* **What you need to do**
Give the number of lines in the records below that include "index". Reply with that number alone.

* **Working data**

*****

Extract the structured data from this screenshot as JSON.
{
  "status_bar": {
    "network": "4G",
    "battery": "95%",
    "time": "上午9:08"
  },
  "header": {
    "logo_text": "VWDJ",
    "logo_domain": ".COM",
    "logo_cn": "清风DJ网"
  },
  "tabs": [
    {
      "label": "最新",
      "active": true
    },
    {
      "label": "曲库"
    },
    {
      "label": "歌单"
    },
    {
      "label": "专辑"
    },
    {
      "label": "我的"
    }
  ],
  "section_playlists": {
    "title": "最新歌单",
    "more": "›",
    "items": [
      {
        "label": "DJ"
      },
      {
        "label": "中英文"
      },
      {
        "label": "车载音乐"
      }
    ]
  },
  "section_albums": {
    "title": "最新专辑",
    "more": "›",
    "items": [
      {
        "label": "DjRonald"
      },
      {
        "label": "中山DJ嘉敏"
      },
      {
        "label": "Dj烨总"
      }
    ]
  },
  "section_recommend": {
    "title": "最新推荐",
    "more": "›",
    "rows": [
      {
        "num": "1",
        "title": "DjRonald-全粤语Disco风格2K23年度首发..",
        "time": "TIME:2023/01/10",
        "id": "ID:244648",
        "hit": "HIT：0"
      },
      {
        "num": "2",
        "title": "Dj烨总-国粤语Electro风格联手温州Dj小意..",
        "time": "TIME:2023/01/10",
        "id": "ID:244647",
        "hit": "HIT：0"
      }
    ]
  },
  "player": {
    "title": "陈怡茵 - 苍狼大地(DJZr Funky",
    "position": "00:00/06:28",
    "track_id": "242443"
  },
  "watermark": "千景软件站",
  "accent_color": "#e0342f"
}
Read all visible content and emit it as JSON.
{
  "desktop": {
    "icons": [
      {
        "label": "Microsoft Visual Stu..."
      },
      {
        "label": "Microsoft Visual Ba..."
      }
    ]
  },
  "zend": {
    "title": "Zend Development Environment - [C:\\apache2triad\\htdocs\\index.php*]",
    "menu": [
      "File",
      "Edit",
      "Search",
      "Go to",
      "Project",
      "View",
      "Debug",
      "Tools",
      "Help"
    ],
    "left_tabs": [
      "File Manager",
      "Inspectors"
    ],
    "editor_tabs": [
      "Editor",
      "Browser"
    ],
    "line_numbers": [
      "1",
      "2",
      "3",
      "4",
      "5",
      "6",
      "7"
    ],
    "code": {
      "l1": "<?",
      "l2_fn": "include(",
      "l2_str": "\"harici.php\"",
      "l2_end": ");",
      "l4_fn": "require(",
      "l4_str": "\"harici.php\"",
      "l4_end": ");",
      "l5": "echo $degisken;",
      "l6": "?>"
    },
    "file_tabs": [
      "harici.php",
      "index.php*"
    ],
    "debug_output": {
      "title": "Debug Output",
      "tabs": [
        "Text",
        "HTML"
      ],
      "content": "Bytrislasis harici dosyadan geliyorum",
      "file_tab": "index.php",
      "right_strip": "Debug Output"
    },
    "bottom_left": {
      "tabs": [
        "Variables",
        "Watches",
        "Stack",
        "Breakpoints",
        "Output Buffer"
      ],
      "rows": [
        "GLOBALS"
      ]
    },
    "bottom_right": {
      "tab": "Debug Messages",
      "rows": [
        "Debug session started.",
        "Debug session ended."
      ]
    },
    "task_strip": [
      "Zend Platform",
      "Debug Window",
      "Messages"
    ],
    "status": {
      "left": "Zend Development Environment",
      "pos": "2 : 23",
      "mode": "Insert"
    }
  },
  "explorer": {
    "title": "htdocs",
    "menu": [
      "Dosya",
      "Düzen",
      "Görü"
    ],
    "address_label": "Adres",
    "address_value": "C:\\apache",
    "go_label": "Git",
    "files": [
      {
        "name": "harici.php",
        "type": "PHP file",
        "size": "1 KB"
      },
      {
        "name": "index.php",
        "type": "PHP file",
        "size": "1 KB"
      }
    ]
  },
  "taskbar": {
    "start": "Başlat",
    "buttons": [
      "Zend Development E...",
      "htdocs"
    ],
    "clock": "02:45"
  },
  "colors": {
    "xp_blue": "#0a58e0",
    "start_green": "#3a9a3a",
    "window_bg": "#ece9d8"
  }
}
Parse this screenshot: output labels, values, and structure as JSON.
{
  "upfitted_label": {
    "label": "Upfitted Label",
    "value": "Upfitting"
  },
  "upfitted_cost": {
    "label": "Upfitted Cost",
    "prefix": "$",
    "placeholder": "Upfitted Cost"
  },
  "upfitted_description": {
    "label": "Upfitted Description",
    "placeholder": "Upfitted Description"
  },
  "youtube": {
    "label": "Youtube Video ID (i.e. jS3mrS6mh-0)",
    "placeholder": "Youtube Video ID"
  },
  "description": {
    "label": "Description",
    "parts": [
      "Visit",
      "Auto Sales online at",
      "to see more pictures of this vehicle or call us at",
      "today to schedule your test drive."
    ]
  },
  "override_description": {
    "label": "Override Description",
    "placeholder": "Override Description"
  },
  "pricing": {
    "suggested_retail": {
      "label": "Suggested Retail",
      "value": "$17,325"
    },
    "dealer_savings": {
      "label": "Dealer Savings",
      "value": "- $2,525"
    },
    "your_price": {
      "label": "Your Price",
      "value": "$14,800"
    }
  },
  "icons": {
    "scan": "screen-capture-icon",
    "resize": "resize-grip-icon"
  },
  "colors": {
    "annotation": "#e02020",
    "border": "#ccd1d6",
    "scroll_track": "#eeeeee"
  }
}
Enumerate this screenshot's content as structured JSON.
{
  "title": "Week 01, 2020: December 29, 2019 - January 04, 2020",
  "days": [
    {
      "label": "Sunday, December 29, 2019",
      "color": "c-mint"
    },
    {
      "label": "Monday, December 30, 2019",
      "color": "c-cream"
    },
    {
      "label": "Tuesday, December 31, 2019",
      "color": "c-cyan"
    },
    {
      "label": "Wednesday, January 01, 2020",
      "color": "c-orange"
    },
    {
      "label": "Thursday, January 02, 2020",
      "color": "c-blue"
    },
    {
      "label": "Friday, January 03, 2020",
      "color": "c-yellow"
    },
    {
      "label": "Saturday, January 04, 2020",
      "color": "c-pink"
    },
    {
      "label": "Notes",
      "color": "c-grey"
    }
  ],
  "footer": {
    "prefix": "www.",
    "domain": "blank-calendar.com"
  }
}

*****

* **Exercise output**
4